What you will do:
From the records below, extract all the text exactly and leave the images behind.

Data records for software interfaces:
========================
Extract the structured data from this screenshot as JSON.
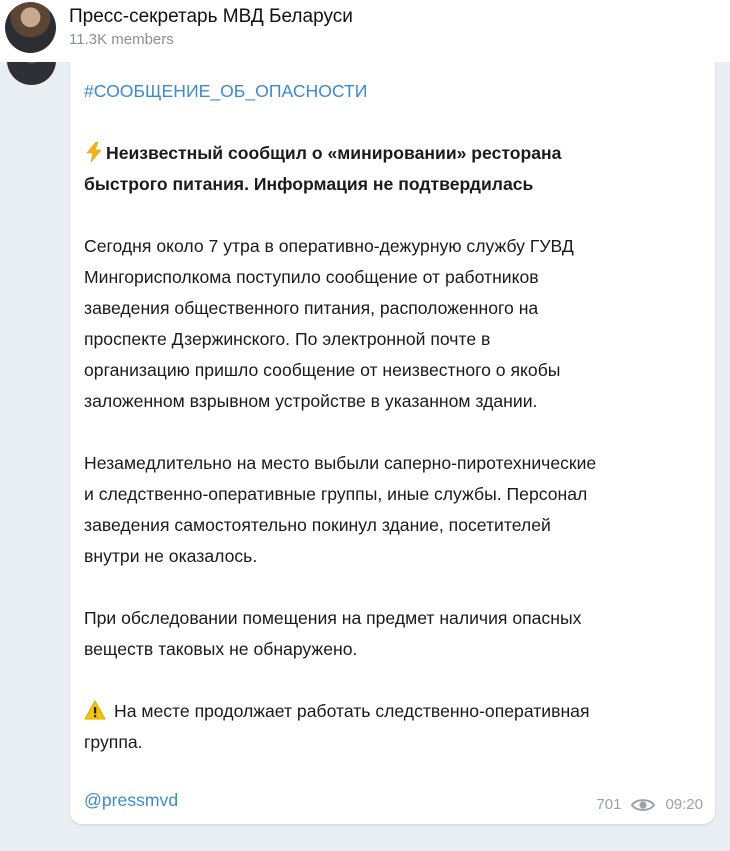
{
  "header": {
    "title": "Пресс-секретарь МВД Беларуси",
    "members": "11.3K members"
  },
  "message": {
    "hashtag": "#СООБЩЕНИЕ_ОБ_ОПАСНОСТИ",
    "headline_line1": "Неизвестный сообщил о «минировании» ресторана",
    "headline_line2": "быстрого питания. Информация не подтвердилась",
    "paragraph1": [
      "Сегодня около 7 утра в оперативно-дежурную службу ГУВД",
      "Мингорисполкома поступило сообщение от работников",
      "заведения общественного питания, расположенного на",
      "проспекте Дзержинского. По электронной почте в",
      "организацию пришло сообщение от неизвестного о якобы",
      "заложенном взрывном устройстве в указанном здании."
    ],
    "paragraph2": [
      "Незамедлительно на место выбыли саперно-пиротехнические",
      "и следственно-оперативные группы, иные службы. Персонал",
      "заведения самостоятельно покинул здание, посетителей",
      "внутри не оказалось."
    ],
    "paragraph3": [
      "При обследовании помещения на предмет наличия опасных",
      "веществ таковых не обнаружено."
    ],
    "paragraph4": [
      "На месте продолжает работать следственно-оперативная",
      "группа."
    ],
    "signature": "@pressmvd",
    "views": "701",
    "time": "09:20"
  },
  "icons": {
    "headline_emoji": "lightning-icon",
    "warning_emoji": "warning-icon",
    "views_icon": "eye-icon"
  },
  "colors": {
    "background": "#e9eef2",
    "link": "#3b8ad0",
    "meta": "#9aa1a8"
  }
}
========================
Final answer:
Extract the structured data from this screenshot as JSON.
{
  "header": {
    "title": "Пресс-секретарь МВД Беларуси",
    "members": "11.3K members"
  },
  "message": {
    "hashtag": "#СООБЩЕНИЕ_ОБ_ОПАСНОСТИ",
    "headline_line1": "Неизвестный сообщил о «минировании» ресторана",
    "headline_line2": "быстрого питания. Информация не подтвердилась",
    "paragraph1": [
      "Сегодня около 7 утра в оперативно-дежурную службу ГУВД",
      "Мингорисполкома поступило сообщение от работников",
      "заведения общественного питания, расположенного на",
      "проспекте Дзержинского. По электронной почте в",
      "организацию пришло сообщение от неизвестного о якобы",
      "заложенном взрывном устройстве в указанном здании."
    ],
    "paragraph2": [
      "Незамедлительно на место выбыли саперно-пиротехнические",
      "и следственно-оперативные группы, иные службы. Персонал",
      "заведения самостоятельно покинул здание, посетителей",
      "внутри не оказалось."
    ],
    "paragraph3": [
      "При обследовании помещения на предмет наличия опасных",
      "веществ таковых не обнаружено."
    ],
    "paragraph4": [
      "На месте продолжает работать следственно-оперативная",
      "группа."
    ],
    "signature": "@pressmvd",
    "views": "701",
    "time": "09:20"
  },
  "icons": {
    "headline_emoji": "lightning-icon",
    "warning_emoji": "warning-icon",
    "views_icon": "eye-icon"
  },
  "colors": {
    "background": "#e9eef2",
    "link": "#3b8ad0",
    "meta": "#9aa1a8"
  }
}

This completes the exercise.